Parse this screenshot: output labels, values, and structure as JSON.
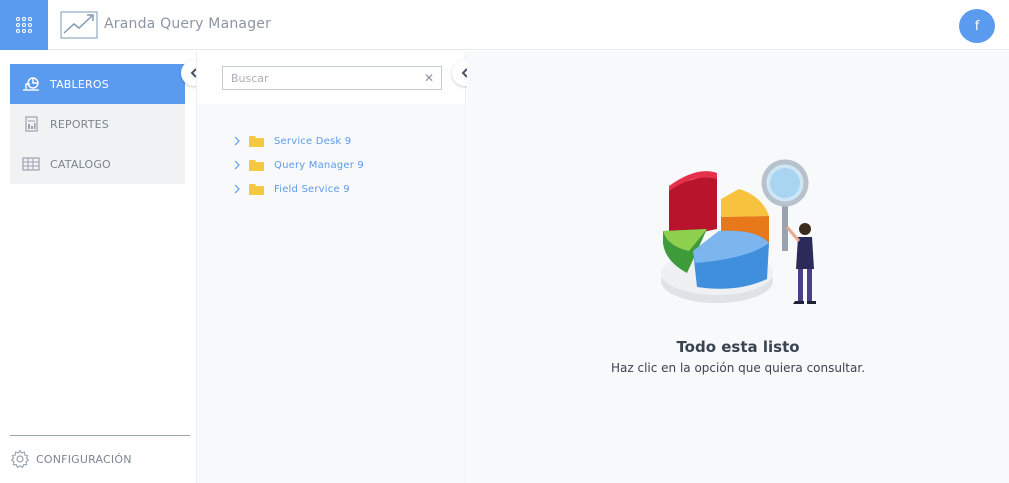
{
  "header": {
    "app_title": "Aranda Query Manager",
    "avatar_letter": "f",
    "accent_color": "#5b9bef"
  },
  "sidebar": {
    "items": [
      {
        "label": "TABLEROS",
        "icon": "dashboard-icon",
        "active": true
      },
      {
        "label": "REPORTES",
        "icon": "report-icon",
        "active": false
      },
      {
        "label": "CATALOGO",
        "icon": "catalog-icon",
        "active": false
      }
    ],
    "config_label": "CONFIGURACIÓN"
  },
  "tree": {
    "search_placeholder": "Buscar",
    "clear_symbol": "✕",
    "items": [
      {
        "label": "Service Desk 9"
      },
      {
        "label": "Query Manager 9"
      },
      {
        "label": "Field Service 9"
      }
    ]
  },
  "main": {
    "empty_title": "Todo esta listo",
    "empty_subtitle": "Haz clic en la opción que quiera consultar."
  }
}
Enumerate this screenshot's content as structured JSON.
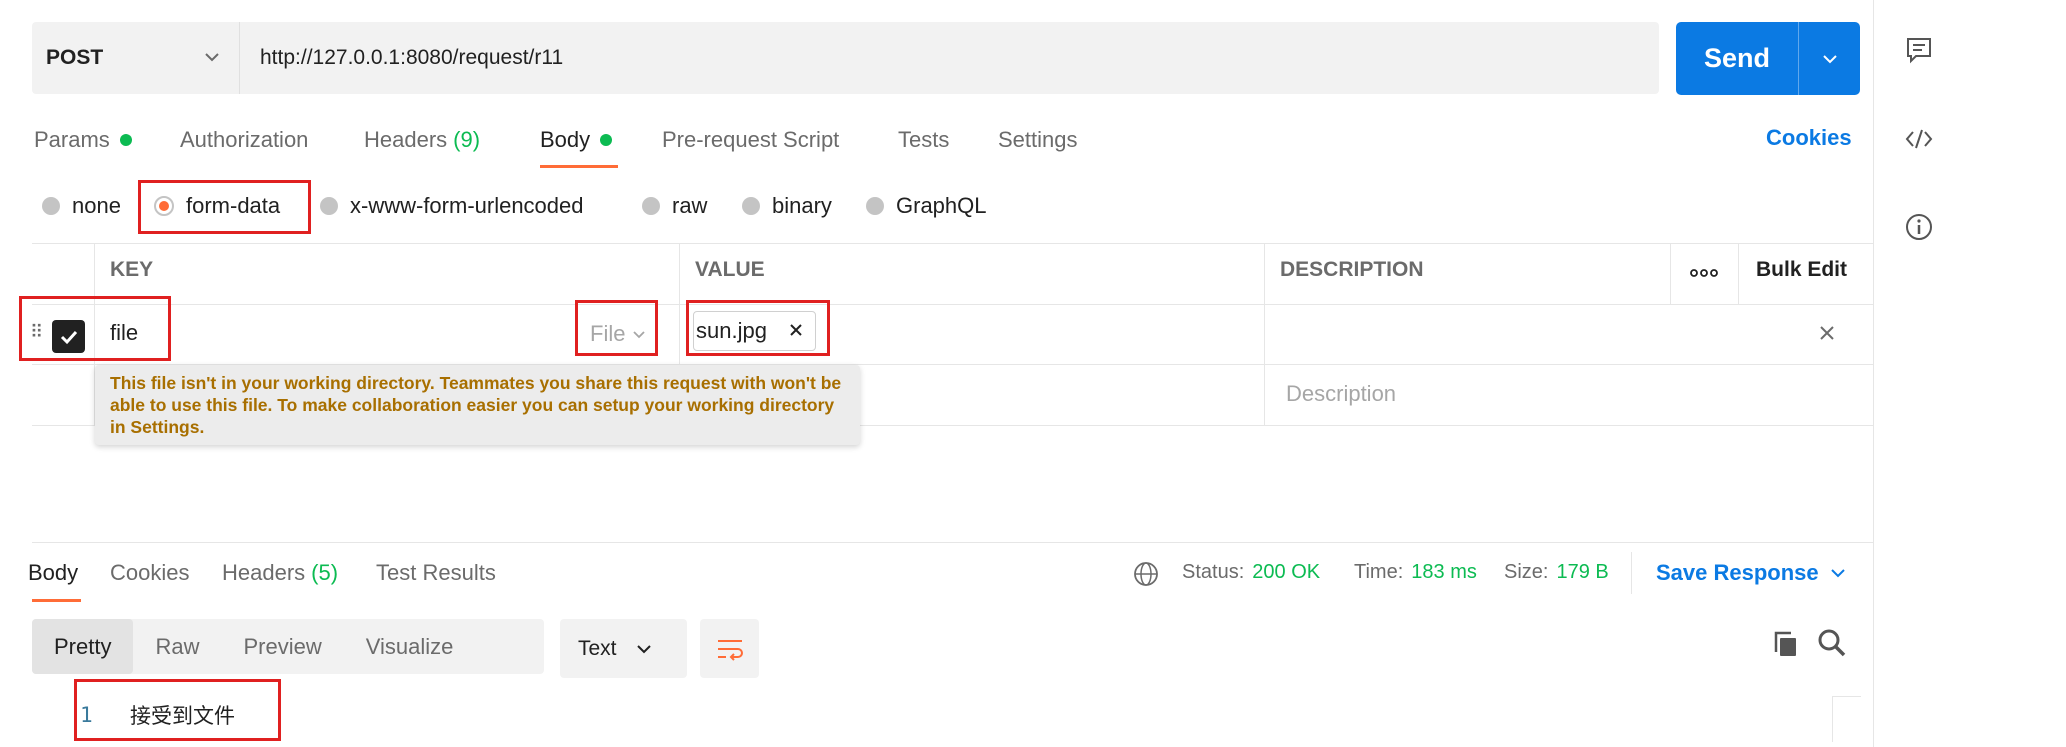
{
  "request": {
    "method": "POST",
    "url": "http://127.0.0.1:8080/request/r11",
    "send_label": "Send"
  },
  "tabs": {
    "params": "Params",
    "authorization": "Authorization",
    "headers": "Headers",
    "headers_count": "(9)",
    "body": "Body",
    "pre_request": "Pre-request Script",
    "tests": "Tests",
    "settings": "Settings",
    "cookies": "Cookies"
  },
  "body_types": {
    "none": "none",
    "form_data": "form-data",
    "urlencoded": "x-www-form-urlencoded",
    "raw": "raw",
    "binary": "binary",
    "graphql": "GraphQL",
    "selected": "form-data"
  },
  "table": {
    "headers": {
      "key": "KEY",
      "value": "VALUE",
      "description": "DESCRIPTION",
      "bulk_edit": "Bulk Edit"
    },
    "row": {
      "key": "file",
      "type": "File",
      "value": "sun.jpg"
    },
    "new_row": {
      "description_placeholder": "Description"
    }
  },
  "tooltip": "This file isn't in your working directory. Teammates you share this request with won't be able to use this file. To make collaboration easier you can setup your working directory in Settings.",
  "response": {
    "tabs": {
      "body": "Body",
      "cookies": "Cookies",
      "headers": "Headers",
      "headers_count": "(5)",
      "test_results": "Test Results"
    },
    "status_label": "Status:",
    "status_value": "200 OK",
    "time_label": "Time:",
    "time_value": "183 ms",
    "size_label": "Size:",
    "size_value": "179 B",
    "save_response": "Save Response",
    "views": {
      "pretty": "Pretty",
      "raw": "Raw",
      "preview": "Preview",
      "visualize": "Visualize"
    },
    "format": "Text",
    "lines": [
      {
        "number": "1",
        "text": "接受到文件"
      }
    ]
  },
  "colors": {
    "accent": "#ff6c37",
    "primary": "#0b7ae3",
    "success": "#0cbb52",
    "highlight": "#e02020"
  }
}
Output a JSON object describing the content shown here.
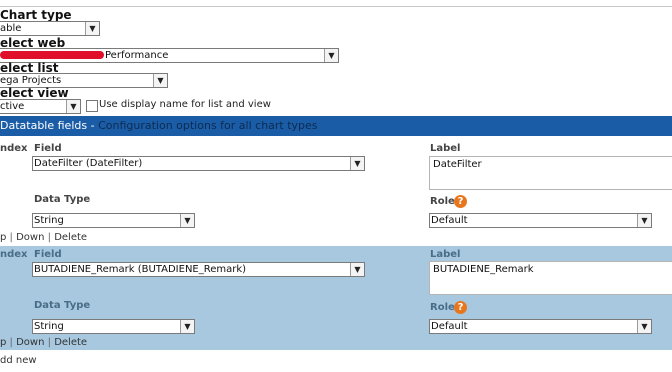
{
  "chart_type": {
    "heading": "Chart type",
    "value": "able"
  },
  "select_web": {
    "heading": "elect web",
    "value": "Performance"
  },
  "select_list": {
    "heading": "elect list",
    "value": "ega Projects"
  },
  "select_view": {
    "heading": "elect view",
    "value": "ctive",
    "checkbox_label": "Use display name for list and view",
    "checkbox_checked": false
  },
  "band": {
    "title": "Datatable fields",
    "separator": " - ",
    "subtitle": "Configuration options for all chart types"
  },
  "fields": [
    {
      "index_label": "ndex",
      "field_label": "Field",
      "field_value": "DateFilter (DateFilter)",
      "label_label": "Label",
      "label_value": "DateFilter",
      "datatype_label": "Data Type",
      "datatype_value": "String",
      "role_label": "Role",
      "role_value": "Default",
      "help_glyph": "?",
      "actions": {
        "up": "p",
        "down": "Down",
        "delete": "Delete"
      }
    },
    {
      "index_label": "ndex",
      "field_label": "Field",
      "field_value": "BUTADIENE_Remark (BUTADIENE_Remark)",
      "label_label": "Label",
      "label_value": "BUTADIENE_Remark",
      "datatype_label": "Data Type",
      "datatype_value": "String",
      "role_label": "Role",
      "role_value": "Default",
      "help_glyph": "?",
      "actions": {
        "up": "p",
        "down": "Down",
        "delete": "Delete"
      }
    }
  ],
  "add_new": "dd new",
  "icons": {
    "dropdown": "chevron-down-icon",
    "help": "help-icon"
  },
  "colors": {
    "band": "#1a5da6",
    "row_highlight": "#a8c8e0",
    "help": "#e8761c",
    "redaction": "#e0102a"
  }
}
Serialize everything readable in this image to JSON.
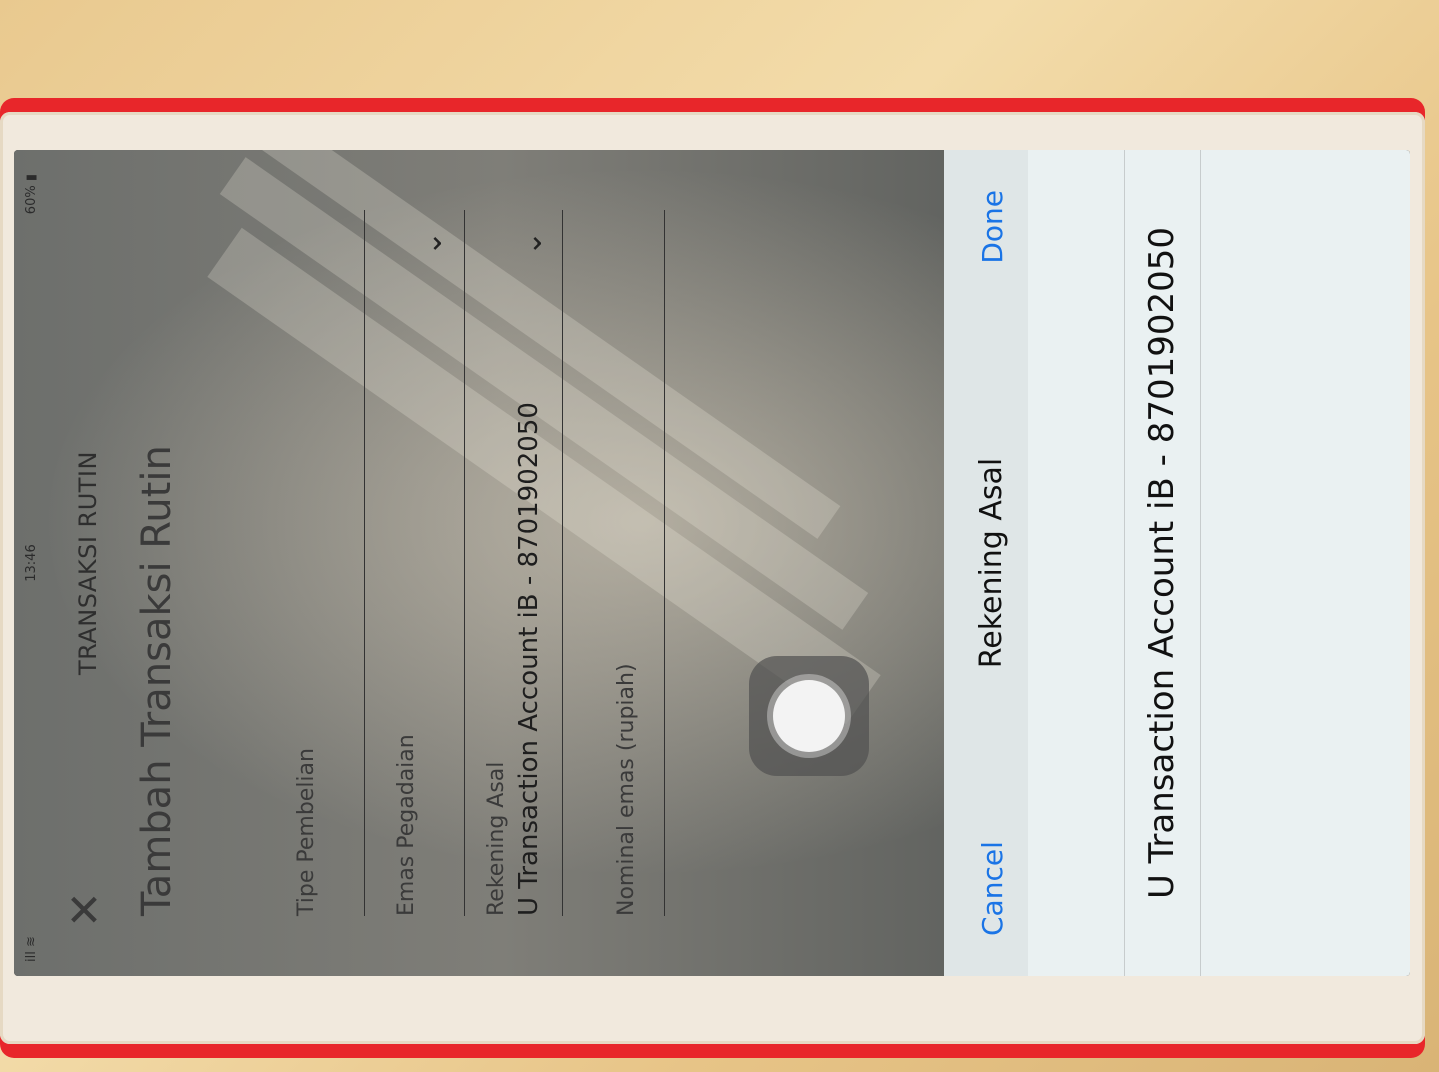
{
  "status": {
    "signal": "ill ≋",
    "time": "13:46",
    "battery": "60% ▮"
  },
  "header": {
    "title": "TRANSAKSI RUTIN"
  },
  "section": {
    "title": "Tambah Transaksi Rutin"
  },
  "form": {
    "fields": [
      {
        "label": "Tipe Pembelian",
        "value": ""
      },
      {
        "label": "Emas Pegadaian",
        "value": ""
      },
      {
        "label": "Rekening Asal",
        "value": "U Transaction Account iB - 8701902050"
      },
      {
        "label": "Nominal emas (rupiah)",
        "value": ""
      }
    ]
  },
  "picker": {
    "cancel_label": "Cancel",
    "title": "Rekening Asal",
    "done_label": "Done",
    "options": [
      "U Transaction Account iB - 8701902050"
    ]
  },
  "colors": {
    "accent": "#1a74e6",
    "case": "#e8262a"
  }
}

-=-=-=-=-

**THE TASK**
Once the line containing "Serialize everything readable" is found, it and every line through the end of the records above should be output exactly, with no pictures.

**EXERCISE RESULT**
Serialize everything readable in this image to JSON.
{
  "status": {
    "signal": "ill ≋",
    "time": "13:46",
    "battery": "60% ▮"
  },
  "header": {
    "title": "TRANSAKSI RUTIN"
  },
  "section": {
    "title": "Tambah Transaksi Rutin"
  },
  "form": {
    "fields": [
      {
        "label": "Tipe Pembelian",
        "value": ""
      },
      {
        "label": "Emas Pegadaian",
        "value": ""
      },
      {
        "label": "Rekening Asal",
        "value": "U Transaction Account iB - 8701902050"
      },
      {
        "label": "Nominal emas (rupiah)",
        "value": ""
      }
    ]
  },
  "picker": {
    "cancel_label": "Cancel",
    "title": "Rekening Asal",
    "done_label": "Done",
    "options": [
      "U Transaction Account iB - 8701902050"
    ]
  },
  "colors": {
    "accent": "#1a74e6",
    "case": "#e8262a"
  }
}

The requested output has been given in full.